The Business of Tourism: APD continues to cause economic damage
David Jessop, Contributor
Despite clear evidence that visitor arrivals into the Caribbean from Britain are continuing to decline - down by 9.6 per cent in 2011 - the United Kingdom's (UK) coalition government has chosen once again to ignore the representations made by Caribbean Governments about the economic damage caused by air passenger duty (APD).
This year, in his March 20 budget address, George Osborne, the UK's chancellor of the exchequer (finance minister), chose not even to mention the tax. Instead, he left confirmation of a 2013 increase, and the discovery of yet another increase in 2014, to those prepared to struggle through the fine print of his proposals.
In accompanying documents, the UK Government spelt out that for the Caribbean, the tax in economy will increase from the 2012-13 rate of PS81 (US$123) per person to PS83 (US$126) from April 1, 2013; and will then rise to PS85 (US$129) from April 1, 2014. In premium economy or higher classes of travel, the tax respectively moves to PS166 (US$252) from April 1 this year to PS170 (US$258) after April 1, 2014. The increase contrasts with the tax in the lowest band for short-haul travel from Britain. This remains unchanged at its present level of PS13 (US$19) for 2013 and 2014; in effect affording preferential treatment for those who travel to Europe.
What seems to be happening is that the tax has become a huge money-making exercise for the UK government, irrespective of the economic consequences for regions like the Caribbean or those who have family ties to the region. As if in evidence of this, the Office for Budget Responsibility, the independent body that produces statistics on the UK's economic growth, published alongside the budget a forecast figure that suggests that total APD revenues received by the UK Government are expected to rise from PS2.8 billion (US$4.26 billion) in 2012-13 to PS3.8 billion (US$5.78 billion) by 2017-18.
In the Caribbean, there has been anger. The president of the Caribbean Hotels and Tourism Association, Richard Doumeng, in noting that visitor numbers to all Caribbean destinations from the UK are falling said: "That there has been yet another increase in APD rates damages the Caribbean economy at just the moment when it needs more visitors to enable economic recovery." The tax was, he observed, particularly harmful to the ability of Caribbean people living in Britain wishing to return home. "The increase means that a family of four travelling to the region will soon be paying around US$517 in APD before the ticket cost and other surcharges are added," he observed.
Reaction, too, from those in the travel industry in the UK to the continuing year-on-year increases has been direct.

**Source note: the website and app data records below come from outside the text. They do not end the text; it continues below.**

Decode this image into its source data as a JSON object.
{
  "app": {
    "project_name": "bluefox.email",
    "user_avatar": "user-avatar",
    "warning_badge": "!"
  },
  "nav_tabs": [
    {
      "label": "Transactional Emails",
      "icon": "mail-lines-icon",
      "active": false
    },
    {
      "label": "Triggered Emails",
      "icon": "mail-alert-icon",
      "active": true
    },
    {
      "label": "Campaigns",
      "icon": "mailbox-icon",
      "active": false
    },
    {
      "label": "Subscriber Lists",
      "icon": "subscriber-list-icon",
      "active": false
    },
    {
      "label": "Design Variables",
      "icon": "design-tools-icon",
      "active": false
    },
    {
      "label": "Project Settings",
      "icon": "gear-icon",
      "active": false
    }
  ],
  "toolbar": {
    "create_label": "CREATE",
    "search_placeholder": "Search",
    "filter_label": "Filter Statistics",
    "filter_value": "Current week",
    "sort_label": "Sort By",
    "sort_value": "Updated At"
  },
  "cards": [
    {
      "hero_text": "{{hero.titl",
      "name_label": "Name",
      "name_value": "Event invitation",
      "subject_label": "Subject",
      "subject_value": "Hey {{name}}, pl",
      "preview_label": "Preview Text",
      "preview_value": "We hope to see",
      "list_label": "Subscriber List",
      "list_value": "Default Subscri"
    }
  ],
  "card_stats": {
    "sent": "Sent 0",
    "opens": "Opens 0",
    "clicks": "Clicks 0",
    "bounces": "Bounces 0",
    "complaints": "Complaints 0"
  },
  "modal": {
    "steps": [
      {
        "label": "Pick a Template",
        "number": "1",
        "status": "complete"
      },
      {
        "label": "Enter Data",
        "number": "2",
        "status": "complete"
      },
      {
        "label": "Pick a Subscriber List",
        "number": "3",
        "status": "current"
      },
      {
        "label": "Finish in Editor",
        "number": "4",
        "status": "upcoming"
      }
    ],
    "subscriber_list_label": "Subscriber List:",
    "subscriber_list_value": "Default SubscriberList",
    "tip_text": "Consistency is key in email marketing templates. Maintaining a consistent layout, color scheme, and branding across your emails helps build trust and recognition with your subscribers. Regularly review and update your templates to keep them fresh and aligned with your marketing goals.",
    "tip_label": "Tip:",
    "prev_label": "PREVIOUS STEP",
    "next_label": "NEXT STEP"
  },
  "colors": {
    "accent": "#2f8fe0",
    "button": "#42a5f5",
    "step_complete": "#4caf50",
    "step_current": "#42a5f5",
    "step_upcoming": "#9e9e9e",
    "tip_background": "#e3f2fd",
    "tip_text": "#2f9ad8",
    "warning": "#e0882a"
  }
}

In a joint statement, the chief executives of the parent company for British Airways and of Virgin Atlantic said that the planned rise in APD beggared belief. "We are very disappointed that the government's tax on flying, already the highest in the world, will increase yet again this year and next," they said."
What is shocking is that it is not as if the UK Government does not have independent evidence that the tax is damaging to the Caribbean.
Statistics from the Caribbean Tourism Organisation shows arrivals out of the UK to the region as a whole at 0.9 million in 2012 compared with a high in 2007 of 1.4 million and contrasting with increasing arrivals last year out of other EU markets and the US.
What all of this means is that if Britain's coalition government is ever to be encouraged to remove the discriminatory nature of the tax, a new and more joined-up approach is required.
Jamaica and other nations in the region with large communities in the UK together with enterprises with a vested interest in travel and tourism need to identify ways to actively support the Caribbean community in the UK to campaign politically.
In this respect, one of the most important changes that has occurred in Britain since the last election is the realisation by its politicians that the outcome of the next general election in May 2015 may be decided by minority communities voting in marginal constituencies.
There is, therefore, the strongest case for all concerned parties to now argue, in a joined-up way, that the tax discriminates against Caribbean people; that the Caribbean should be rebanded at the same level as the US; that the cost of doing so would be minimal; that all political parties in Britain need to recognise the damage the tax is causing to family and government-to-government relationships; and that all MPs who represent Caribbean people in the UK need to stand up and be counted on this issue.